The Mongoose is an unusual mammal, one of the few mammals that is all but immune to snake venom, and the Indian Grey Mongoose in particular is infamous for the ability to hunt and eat cobras (here is a NatGeo video of said battle, involving what looks to be the Indian cobra). That’s quite the fearsome, small animal. As for the band, that are remarkable survivors – a Japanese punk band from the early eighties that came to wider prominence in the US in particular thanks to the devoted patronage of none other than Kurt Cobain, who’d asked them to support his band on the Nevermind tour, and until they were suggested for this, it’s a long, long time since I’d thought of them.
/The King of Rock ‘n’ Roll
/From Langley Park to Memphis
A rare example of a song-within-a-song, this, as Paddy McAloon’s most straightforward pop-song that became his band’s biggest UK hit by some distance. Something of a jab at one-hit wonders, the song concerns a washed-up pop star from decades before who’s stuck with basing his entire reputation on an awful, novelty hit (part of the chorus of The King of Rock ‘n’ Roll is the chorus of that fictional song), whose key line is “hot dog / jumping frog / Albuquerque“. Thus the appearance here. Frogs jump, needless to say, and some can jump many, many times their body length, and there are some bizarre records.
/Shudder / King of Snake (live)
One of Underworld’s greatest, most thrilling songs – there is a reason, too, I’ve picked the titanic power of the live version here – samples a man explaining that snake fighting is very scary. I’ve absolutely no doubt that it is, and getting anywhere near an aggressive snake would be trouble enough for me and quite a few others, I suspect. One story behind the song is that Karl Hyde was actually taken to a snake fight while in Japan (and the voice at the close of the song, explaining it, is the man who took him), but I’m struggling to find an attributed source for it other than what is basically internet hearsay. Instead, listen to this dancefloor monster emerge from the looped bass taken from none other than I Feel Love…
Just recently, I’ve been reading Jon Ronson’s book Them: Adventures with Extremists – from a few years back, but perhaps still relevant. It saw Ronson travel the world, talking to extremists who all seemed to share a common belief, that there is a shadowy cabal (and often described as lizard-people) running the world from behind-the-scenes. Needless to say, most of these people are fucking mad (and most of them have abhorrent views on race, too). 3TEETH have rather satirised this on recent single PRESIDENT X, which also jabs at this year’s Presidential Elections in the US, where the choice appears to be far-right or centre-right, and not a lot else. The song itself is an anthemic, industrial-metal stomp that has swiftly become a fan and live-favourite, complete with singer Lex donning a lizard-esque mask for the performance of it.
/Call of the West

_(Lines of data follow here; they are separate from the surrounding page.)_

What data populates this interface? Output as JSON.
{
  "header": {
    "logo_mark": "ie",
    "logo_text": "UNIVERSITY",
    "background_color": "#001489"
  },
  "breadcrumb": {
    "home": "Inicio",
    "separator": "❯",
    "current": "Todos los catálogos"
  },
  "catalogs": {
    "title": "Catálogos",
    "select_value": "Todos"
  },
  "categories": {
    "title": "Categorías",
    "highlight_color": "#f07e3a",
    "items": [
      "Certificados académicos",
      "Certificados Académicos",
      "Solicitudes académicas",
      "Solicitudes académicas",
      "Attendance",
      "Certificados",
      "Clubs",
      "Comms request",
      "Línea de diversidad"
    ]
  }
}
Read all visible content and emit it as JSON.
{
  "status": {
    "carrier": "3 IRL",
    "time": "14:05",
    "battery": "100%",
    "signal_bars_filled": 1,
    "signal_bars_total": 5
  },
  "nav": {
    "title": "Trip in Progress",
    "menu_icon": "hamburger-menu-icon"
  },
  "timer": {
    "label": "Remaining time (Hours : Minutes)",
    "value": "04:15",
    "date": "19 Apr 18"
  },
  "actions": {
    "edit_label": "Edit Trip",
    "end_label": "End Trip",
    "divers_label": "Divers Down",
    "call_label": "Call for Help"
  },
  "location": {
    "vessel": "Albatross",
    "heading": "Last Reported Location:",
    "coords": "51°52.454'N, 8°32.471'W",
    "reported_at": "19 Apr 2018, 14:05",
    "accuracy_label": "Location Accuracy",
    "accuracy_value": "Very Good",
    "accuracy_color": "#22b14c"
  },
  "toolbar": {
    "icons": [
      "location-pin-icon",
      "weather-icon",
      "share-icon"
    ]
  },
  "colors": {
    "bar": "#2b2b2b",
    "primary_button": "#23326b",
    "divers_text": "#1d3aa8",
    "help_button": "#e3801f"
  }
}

An absolutely marvellous, early-eighties track that is perhaps something of a one-hit-wonder, about the glories of listening to international radio stations (in this case Mexican ones) from over the border, despite being unable to understand what the hell they are talking about. It’s a New Wave song, of sorts, that makes a few musical nods to mariachi music, has a catchy chorus, and a finale where the singer muses about being in a fantastical ideal of Mexico while eating “barbequed iguana” “in Tijuana”. Can’t say I’ve ever really fancied eating reptiles, myself. I’m a meat-eater, sure, and while I’ve eaten some exotic meats in my time, I’ve not gone down that route (with one exception of eating crocodile once in the mists of time). I don’t plan to, either…
Next week, /Tuesday Ten reaches the four-hundredth post in the series.